# THE TASK
Could the entries below be retyped exactly and in full?

# Stored data
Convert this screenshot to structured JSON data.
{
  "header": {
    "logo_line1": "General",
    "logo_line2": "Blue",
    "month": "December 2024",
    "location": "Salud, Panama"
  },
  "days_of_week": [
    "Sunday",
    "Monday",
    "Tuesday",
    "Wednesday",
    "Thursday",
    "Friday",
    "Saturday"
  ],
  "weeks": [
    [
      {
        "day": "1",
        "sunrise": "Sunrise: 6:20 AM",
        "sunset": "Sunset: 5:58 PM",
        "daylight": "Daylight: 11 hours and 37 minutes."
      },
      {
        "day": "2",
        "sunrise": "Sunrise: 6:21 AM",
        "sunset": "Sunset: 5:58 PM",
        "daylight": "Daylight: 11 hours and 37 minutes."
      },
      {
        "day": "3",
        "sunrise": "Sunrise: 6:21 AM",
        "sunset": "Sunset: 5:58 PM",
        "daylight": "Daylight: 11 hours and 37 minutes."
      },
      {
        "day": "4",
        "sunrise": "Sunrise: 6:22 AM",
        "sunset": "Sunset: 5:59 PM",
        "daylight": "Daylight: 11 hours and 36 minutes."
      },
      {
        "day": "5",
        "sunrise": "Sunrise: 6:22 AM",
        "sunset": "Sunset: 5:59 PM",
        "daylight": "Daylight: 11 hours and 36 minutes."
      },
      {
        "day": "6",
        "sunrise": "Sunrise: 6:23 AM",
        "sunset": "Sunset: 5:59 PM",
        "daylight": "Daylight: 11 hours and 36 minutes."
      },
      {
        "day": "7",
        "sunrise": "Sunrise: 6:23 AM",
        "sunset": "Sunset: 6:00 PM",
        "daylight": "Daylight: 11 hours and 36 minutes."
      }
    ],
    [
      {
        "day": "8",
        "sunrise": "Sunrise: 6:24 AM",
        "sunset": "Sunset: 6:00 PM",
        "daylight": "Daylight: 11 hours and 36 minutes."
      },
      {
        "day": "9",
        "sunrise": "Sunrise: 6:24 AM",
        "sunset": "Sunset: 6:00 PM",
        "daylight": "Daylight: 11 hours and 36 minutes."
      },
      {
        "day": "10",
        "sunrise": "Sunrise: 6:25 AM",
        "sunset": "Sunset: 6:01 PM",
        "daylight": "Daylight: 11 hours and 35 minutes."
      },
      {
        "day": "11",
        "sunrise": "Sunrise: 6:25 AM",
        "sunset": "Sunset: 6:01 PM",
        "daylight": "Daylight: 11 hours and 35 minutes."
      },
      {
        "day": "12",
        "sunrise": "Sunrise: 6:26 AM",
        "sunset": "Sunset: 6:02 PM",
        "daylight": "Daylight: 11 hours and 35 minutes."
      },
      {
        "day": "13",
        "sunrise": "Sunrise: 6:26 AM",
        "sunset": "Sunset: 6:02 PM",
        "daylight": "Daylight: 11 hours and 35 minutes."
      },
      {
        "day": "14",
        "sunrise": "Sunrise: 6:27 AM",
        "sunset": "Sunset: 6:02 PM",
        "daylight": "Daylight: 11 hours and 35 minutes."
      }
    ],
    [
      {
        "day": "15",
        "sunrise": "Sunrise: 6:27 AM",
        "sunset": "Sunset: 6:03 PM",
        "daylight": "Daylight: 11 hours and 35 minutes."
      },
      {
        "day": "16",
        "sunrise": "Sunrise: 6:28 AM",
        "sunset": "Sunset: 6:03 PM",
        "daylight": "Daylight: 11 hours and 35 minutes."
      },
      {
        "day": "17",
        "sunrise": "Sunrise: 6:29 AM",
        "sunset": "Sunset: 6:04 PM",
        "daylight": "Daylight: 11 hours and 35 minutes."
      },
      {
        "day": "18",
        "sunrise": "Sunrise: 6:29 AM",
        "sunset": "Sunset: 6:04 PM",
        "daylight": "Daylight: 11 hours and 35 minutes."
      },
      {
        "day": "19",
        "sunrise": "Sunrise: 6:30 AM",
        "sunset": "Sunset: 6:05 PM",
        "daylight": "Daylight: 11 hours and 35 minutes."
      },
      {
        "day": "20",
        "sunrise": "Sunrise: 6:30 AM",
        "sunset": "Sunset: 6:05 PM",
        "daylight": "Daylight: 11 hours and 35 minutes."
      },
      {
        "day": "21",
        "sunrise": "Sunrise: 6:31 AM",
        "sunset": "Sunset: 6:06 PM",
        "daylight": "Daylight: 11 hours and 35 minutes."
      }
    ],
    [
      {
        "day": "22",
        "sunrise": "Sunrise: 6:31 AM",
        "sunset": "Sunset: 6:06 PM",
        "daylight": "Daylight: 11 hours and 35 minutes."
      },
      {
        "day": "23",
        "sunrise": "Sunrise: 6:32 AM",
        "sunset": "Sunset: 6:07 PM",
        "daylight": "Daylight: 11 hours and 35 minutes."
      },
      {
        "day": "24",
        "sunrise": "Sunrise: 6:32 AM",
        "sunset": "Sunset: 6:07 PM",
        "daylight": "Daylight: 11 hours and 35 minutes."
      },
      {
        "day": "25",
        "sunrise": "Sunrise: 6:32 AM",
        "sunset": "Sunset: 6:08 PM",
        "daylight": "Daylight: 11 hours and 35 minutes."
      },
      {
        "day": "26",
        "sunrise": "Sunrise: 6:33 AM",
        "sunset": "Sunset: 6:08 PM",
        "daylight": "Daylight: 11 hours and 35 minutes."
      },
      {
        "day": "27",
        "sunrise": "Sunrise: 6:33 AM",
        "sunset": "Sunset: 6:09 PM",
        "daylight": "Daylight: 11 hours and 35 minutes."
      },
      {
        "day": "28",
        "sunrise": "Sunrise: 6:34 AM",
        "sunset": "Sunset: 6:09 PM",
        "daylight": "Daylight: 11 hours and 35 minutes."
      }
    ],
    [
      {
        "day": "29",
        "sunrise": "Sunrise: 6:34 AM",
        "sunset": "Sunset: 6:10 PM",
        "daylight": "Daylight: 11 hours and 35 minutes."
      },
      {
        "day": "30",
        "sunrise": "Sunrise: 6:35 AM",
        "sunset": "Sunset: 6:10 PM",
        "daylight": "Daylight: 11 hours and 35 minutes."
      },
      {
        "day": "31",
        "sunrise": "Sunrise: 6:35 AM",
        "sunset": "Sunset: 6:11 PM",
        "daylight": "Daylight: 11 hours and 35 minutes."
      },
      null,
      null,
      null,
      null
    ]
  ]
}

# RESULT OF THIS EXERCISE
Convert this screenshot to structured JSON data.
{
  "header": {
    "logo_line1": "General",
    "logo_line2": "Blue",
    "month": "December 2024",
    "location": "Salud, Panama"
  },
  "days_of_week": [
    "Sunday",
    "Monday",
    "Tuesday",
    "Wednesday",
    "Thursday",
    "Friday",
    "Saturday"
  ],
  "weeks": [
    [
      {
        "day": "1",
        "sunrise": "Sunrise: 6:20 AM",
        "sunset": "Sunset: 5:58 PM",
        "daylight": "Daylight: 11 hours and 37 minutes."
      },
      {
        "day": "2",
        "sunrise": "Sunrise: 6:21 AM",
        "sunset": "Sunset: 5:58 PM",
        "daylight": "Daylight: 11 hours and 37 minutes."
      },
      {
        "day": "3",
        "sunrise": "Sunrise: 6:21 AM",
        "sunset": "Sunset: 5:58 PM",
        "daylight": "Daylight: 11 hours and 37 minutes."
      },
      {
        "day": "4",
        "sunrise": "Sunrise: 6:22 AM",
        "sunset": "Sunset: 5:59 PM",
        "daylight": "Daylight: 11 hours and 36 minutes."
      },
      {
        "day": "5",
        "sunrise": "Sunrise: 6:22 AM",
        "sunset": "Sunset: 5:59 PM",
        "daylight": "Daylight: 11 hours and 36 minutes."
      },
      {
        "day": "6",
        "sunrise": "Sunrise: 6:23 AM",
        "sunset": "Sunset: 5:59 PM",
        "daylight": "Daylight: 11 hours and 36 minutes."
      },
      {
        "day": "7",
        "sunrise": "Sunrise: 6:23 AM",
        "sunset": "Sunset: 6:00 PM",
        "daylight": "Daylight: 11 hours and 36 minutes."
      }
    ],
    [
      {
        "day": "8",
        "sunrise": "Sunrise: 6:24 AM",
        "sunset": "Sunset: 6:00 PM",
        "daylight": "Daylight: 11 hours and 36 minutes."
      },
      {
        "day": "9",
        "sunrise": "Sunrise: 6:24 AM",
        "sunset": "Sunset: 6:00 PM",
        "daylight": "Daylight: 11 hours and 36 minutes."
      },
      {
        "day": "10",
        "sunrise": "Sunrise: 6:25 AM",
        "sunset": "Sunset: 6:01 PM",
        "daylight": "Daylight: 11 hours and 35 minutes."
      },
      {
        "day": "11",
        "sunrise": "Sunrise: 6:25 AM",
        "sunset": "Sunset: 6:01 PM",
        "daylight": "Daylight: 11 hours and 35 minutes."
      },
      {
        "day": "12",
        "sunrise": "Sunrise: 6:26 AM",
        "sunset": "Sunset: 6:02 PM",
        "daylight": "Daylight: 11 hours and 35 minutes."
      },
      {
        "day": "13",
        "sunrise": "Sunrise: 6:26 AM",
        "sunset": "Sunset: 6:02 PM",
        "daylight": "Daylight: 11 hours and 35 minutes."
      },
      {
        "day": "14",
        "sunrise": "Sunrise: 6:27 AM",
        "sunset": "Sunset: 6:02 PM",
        "daylight": "Daylight: 11 hours and 35 minutes."
      }
    ],
    [
      {
        "day": "15",
        "sunrise": "Sunrise: 6:27 AM",
        "sunset": "Sunset: 6:03 PM",
        "daylight": "Daylight: 11 hours and 35 minutes."
      },
      {
        "day": "16",
        "sunrise": "Sunrise: 6:28 AM",
        "sunset": "Sunset: 6:03 PM",
        "daylight": "Daylight: 11 hours and 35 minutes."
      },
      {
        "day": "17",
        "sunrise": "Sunrise: 6:29 AM",
        "sunset": "Sunset: 6:04 PM",
        "daylight": "Daylight: 11 hours and 35 minutes."
      },
      {
        "day": "18",
        "sunrise": "Sunrise: 6:29 AM",
        "sunset": "Sunset: 6:04 PM",
        "daylight": "Daylight: 11 hours and 35 minutes."
      },
      {
        "day": "19",
        "sunrise": "Sunrise: 6:30 AM",
        "sunset": "Sunset: 6:05 PM",
        "daylight": "Daylight: 11 hours and 35 minutes."
      },
      {
        "day": "20",
        "sunrise": "Sunrise: 6:30 AM",
        "sunset": "Sunset: 6:05 PM",
        "daylight": "Daylight: 11 hours and 35 minutes."
      },
      {
        "day": "21",
        "sunrise": "Sunrise: 6:31 AM",
        "sunset": "Sunset: 6:06 PM",
        "daylight": "Daylight: 11 hours and 35 minutes."
      }
    ],
    [
      {
        "day": "22",
        "sunrise": "Sunrise: 6:31 AM",
        "sunset": "Sunset: 6:06 PM",
        "daylight": "Daylight: 11 hours and 35 minutes."
      },
      {
        "day": "23",
        "sunrise": "Sunrise: 6:32 AM",
        "sunset": "Sunset: 6:07 PM",
        "daylight": "Daylight: 11 hours and 35 minutes."
      },
      {
        "day": "24",
        "sunrise": "Sunrise: 6:32 AM",
        "sunset": "Sunset: 6:07 PM",
        "daylight": "Daylight: 11 hours and 35 minutes."
      },
      {
        "day": "25",
        "sunrise": "Sunrise: 6:32 AM",
        "sunset": "Sunset: 6:08 PM",
        "daylight": "Daylight: 11 hours and 35 minutes."
      },
      {
        "day": "26",
        "sunrise": "Sunrise: 6:33 AM",
        "sunset": "Sunset: 6:08 PM",
        "daylight": "Daylight: 11 hours and 35 minutes."
      },
      {
        "day": "27",
        "sunrise": "Sunrise: 6:33 AM",
        "sunset": "Sunset: 6:09 PM",
        "daylight": "Daylight: 11 hours and 35 minutes."
      },
      {
        "day": "28",
        "sunrise": "Sunrise: 6:34 AM",
        "sunset": "Sunset: 6:09 PM",
        "daylight": "Daylight: 11 hours and 35 minutes."
      }
    ],
    [
      {
        "day": "29",
        "sunrise": "Sunrise: 6:34 AM",
        "sunset": "Sunset: 6:10 PM",
        "daylight": "Daylight: 11 hours and 35 minutes."
      },
      {
        "day": "30",
        "sunrise": "Sunrise: 6:35 AM",
        "sunset": "Sunset: 6:10 PM",
        "daylight": "Daylight: 11 hours and 35 minutes."
      },
      {
        "day": "31",
        "sunrise": "Sunrise: 6:35 AM",
        "sunset": "Sunset: 6:11 PM",
        "daylight": "Daylight: 11 hours and 35 minutes."
      },
      null,
      null,
      null,
      null
    ]
  ]
}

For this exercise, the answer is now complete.